The answer must consist of every line from the data that holds the string "icon".

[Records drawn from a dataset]
------------

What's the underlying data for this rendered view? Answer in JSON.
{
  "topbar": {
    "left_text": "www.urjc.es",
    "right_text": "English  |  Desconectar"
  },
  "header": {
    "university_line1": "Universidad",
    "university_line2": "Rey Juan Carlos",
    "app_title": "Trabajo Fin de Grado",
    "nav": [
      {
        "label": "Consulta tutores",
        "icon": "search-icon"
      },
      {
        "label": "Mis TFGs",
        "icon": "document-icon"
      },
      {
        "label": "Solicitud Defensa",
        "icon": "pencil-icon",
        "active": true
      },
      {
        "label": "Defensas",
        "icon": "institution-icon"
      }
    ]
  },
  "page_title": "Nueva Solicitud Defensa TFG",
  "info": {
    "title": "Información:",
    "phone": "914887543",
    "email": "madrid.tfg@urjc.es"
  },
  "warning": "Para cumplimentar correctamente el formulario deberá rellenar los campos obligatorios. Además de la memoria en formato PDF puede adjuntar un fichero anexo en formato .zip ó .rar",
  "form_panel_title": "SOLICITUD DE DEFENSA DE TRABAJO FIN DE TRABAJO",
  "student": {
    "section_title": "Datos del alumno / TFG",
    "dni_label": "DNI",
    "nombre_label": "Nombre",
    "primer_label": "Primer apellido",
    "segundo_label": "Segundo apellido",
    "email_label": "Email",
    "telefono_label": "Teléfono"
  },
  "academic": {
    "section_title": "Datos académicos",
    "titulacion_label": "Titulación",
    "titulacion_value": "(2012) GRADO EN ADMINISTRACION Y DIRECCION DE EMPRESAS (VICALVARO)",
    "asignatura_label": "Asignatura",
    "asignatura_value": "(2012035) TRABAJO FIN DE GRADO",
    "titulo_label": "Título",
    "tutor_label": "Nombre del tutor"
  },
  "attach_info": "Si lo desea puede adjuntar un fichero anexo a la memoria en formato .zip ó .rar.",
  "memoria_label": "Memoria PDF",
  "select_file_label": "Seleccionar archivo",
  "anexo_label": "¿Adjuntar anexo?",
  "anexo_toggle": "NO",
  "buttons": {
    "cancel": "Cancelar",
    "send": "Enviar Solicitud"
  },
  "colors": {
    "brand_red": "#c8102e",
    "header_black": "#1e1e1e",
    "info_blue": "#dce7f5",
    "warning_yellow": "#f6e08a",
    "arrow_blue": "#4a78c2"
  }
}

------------

# ANSWER SPACE
        "icon": "search-icon"
        "icon": "document-icon"
        "icon": "pencil-icon",
        "icon": "institution-icon"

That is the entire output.